Assigned task —
Each line of the material below with the word "retweets" is to be reported.

Data records —
· · ·

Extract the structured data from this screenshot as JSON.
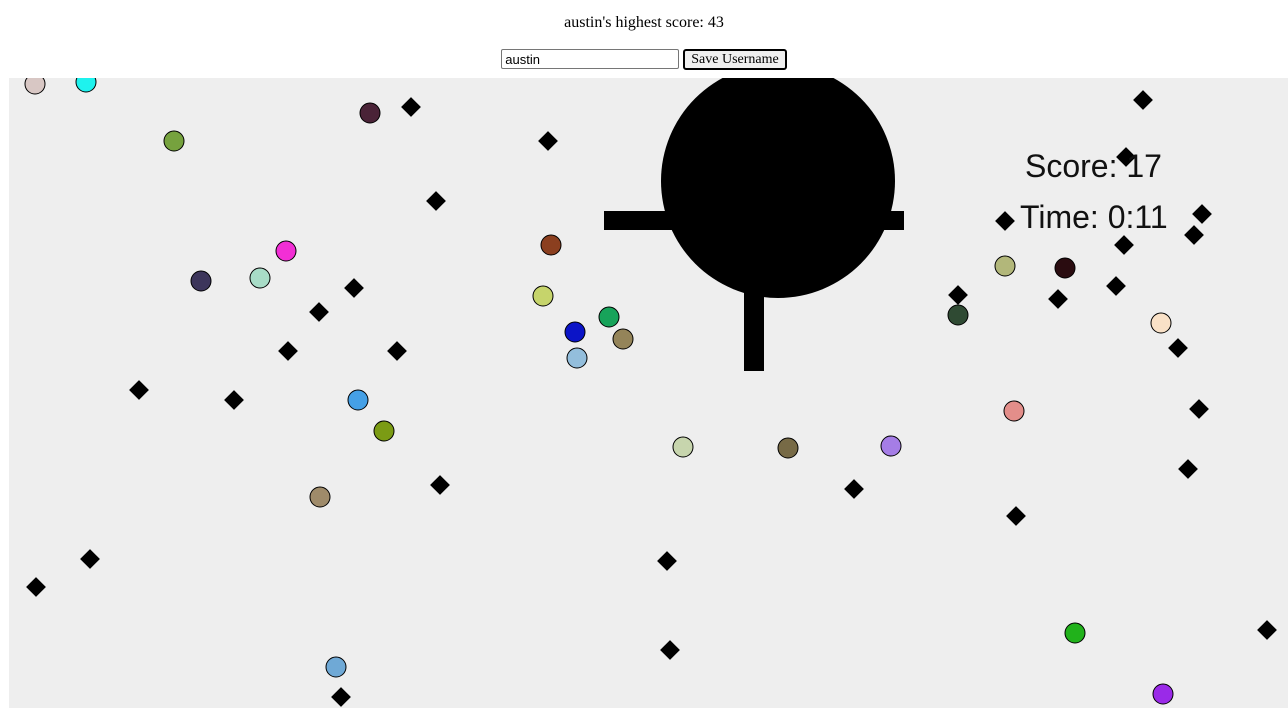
{
  "header": {
    "highscore_text": "austin's highest score: 43",
    "username_value": "austin",
    "save_label": "Save Username"
  },
  "hud": {
    "score_text": "Score: 17",
    "time_text": "Time: 0:11"
  },
  "colors": {
    "field": "#eeeeee",
    "player": "#000000",
    "obstacle": "#000000"
  }
}
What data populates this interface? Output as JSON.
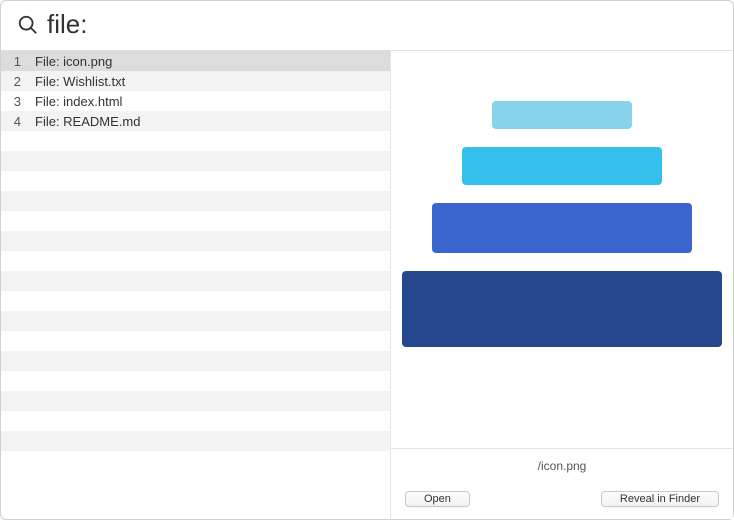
{
  "search": {
    "query": "file:",
    "placeholder": ""
  },
  "results": [
    {
      "index": "1",
      "label": "File: icon.png",
      "selected": true
    },
    {
      "index": "2",
      "label": "File: Wishlist.txt",
      "selected": false
    },
    {
      "index": "3",
      "label": "File: index.html",
      "selected": false
    },
    {
      "index": "4",
      "label": "File: README.md",
      "selected": false
    }
  ],
  "list_total_rows": 21,
  "preview": {
    "path": "/icon.png",
    "icon_bars": [
      {
        "color": "#88d3ec"
      },
      {
        "color": "#34c0ec"
      },
      {
        "color": "#3b66d0"
      },
      {
        "color": "#25478e"
      }
    ]
  },
  "buttons": {
    "open": "Open",
    "reveal": "Reveal in Finder"
  }
}
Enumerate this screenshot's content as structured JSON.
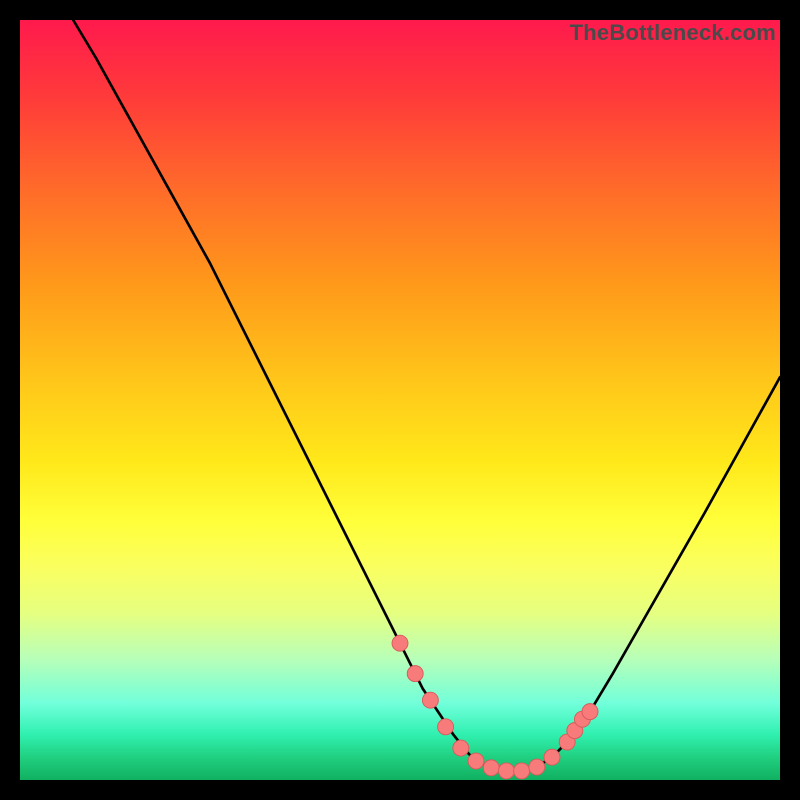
{
  "watermark": "TheBottleneck.com",
  "colors": {
    "curve_stroke": "#000000",
    "marker_fill": "#f77b7b",
    "marker_stroke": "#d85a5a",
    "background_frame": "#000000"
  },
  "chart_data": {
    "type": "line",
    "title": "",
    "xlabel": "",
    "ylabel": "",
    "xlim": [
      0,
      100
    ],
    "ylim": [
      0,
      100
    ],
    "series": [
      {
        "name": "bottleneck-curve",
        "x": [
          7,
          10,
          15,
          20,
          25,
          30,
          35,
          40,
          45,
          50,
          53,
          55,
          57,
          59,
          60,
          62,
          64,
          66,
          68,
          70,
          72,
          75,
          78,
          82,
          86,
          90,
          95,
          100
        ],
        "y": [
          100,
          95,
          86,
          77,
          68,
          58,
          48,
          38,
          28,
          18,
          12,
          9,
          6,
          3.5,
          2.5,
          1.6,
          1.2,
          1.2,
          1.7,
          3,
          5,
          9,
          14,
          21,
          28,
          35,
          44,
          53
        ]
      }
    ],
    "markers": {
      "name": "highlight-points",
      "x": [
        50,
        52,
        54,
        56,
        58,
        60,
        62,
        64,
        66,
        68,
        70,
        72,
        73,
        74,
        75
      ],
      "y": [
        18,
        14,
        10.5,
        7,
        4.2,
        2.5,
        1.6,
        1.2,
        1.2,
        1.7,
        3,
        5,
        6.5,
        8,
        9
      ]
    }
  }
}
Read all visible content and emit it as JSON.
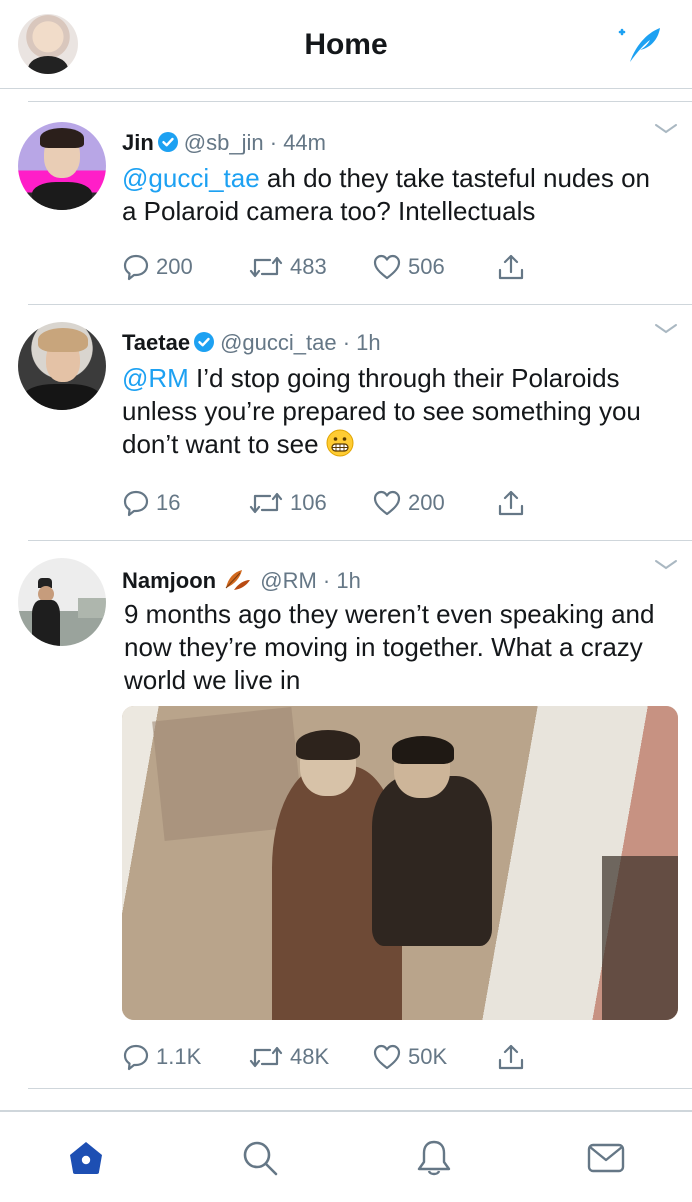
{
  "header": {
    "title": "Home"
  },
  "colors": {
    "accent": "#1da1f2",
    "text": "#14171a",
    "muted": "#657786",
    "divider": "#cfd6db",
    "tab_active": "#1da1f2"
  },
  "icons": {
    "compose": "feather-sparkle-icon",
    "verified": "verified-badge-icon",
    "reply": "speech-bubble-icon",
    "retweet": "retweet-arrows-icon",
    "like": "heart-icon",
    "share": "share-upload-icon",
    "tabs": [
      "home-icon",
      "search-icon",
      "bell-icon",
      "mail-icon"
    ]
  },
  "tweets": [
    {
      "name": "Jin",
      "verified": true,
      "handle": "@sb_jin",
      "time": "44m",
      "mention": "@gucci_tae",
      "text": " ah do they take tasteful nudes on a Polaroid camera too? Intellectuals",
      "replies": "200",
      "retweets": "483",
      "likes": "506"
    },
    {
      "name": "Taetae",
      "verified": true,
      "handle": "@gucci_tae",
      "time": "1h",
      "mention": "@RM",
      "text": " I’d stop going through their Polaroids unless you’re prepared to see something you don’t want to see",
      "emoji": "grimacing-face-emoji",
      "replies": "16",
      "retweets": "106",
      "likes": "200"
    },
    {
      "name": "Namjoon",
      "verified": false,
      "name_emoji": "fallen-leaves-emoji",
      "handle": "@RM",
      "time": "1h",
      "text": "9 months ago they weren’t even speaking and now they’re moving in together. What a crazy world we live in",
      "has_photo": true,
      "replies": "1.1K",
      "retweets": "48K",
      "likes": "50K"
    }
  ]
}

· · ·

Answer below —
      "retweets": "483",
      "retweets": "106",
      "retweets": "48K",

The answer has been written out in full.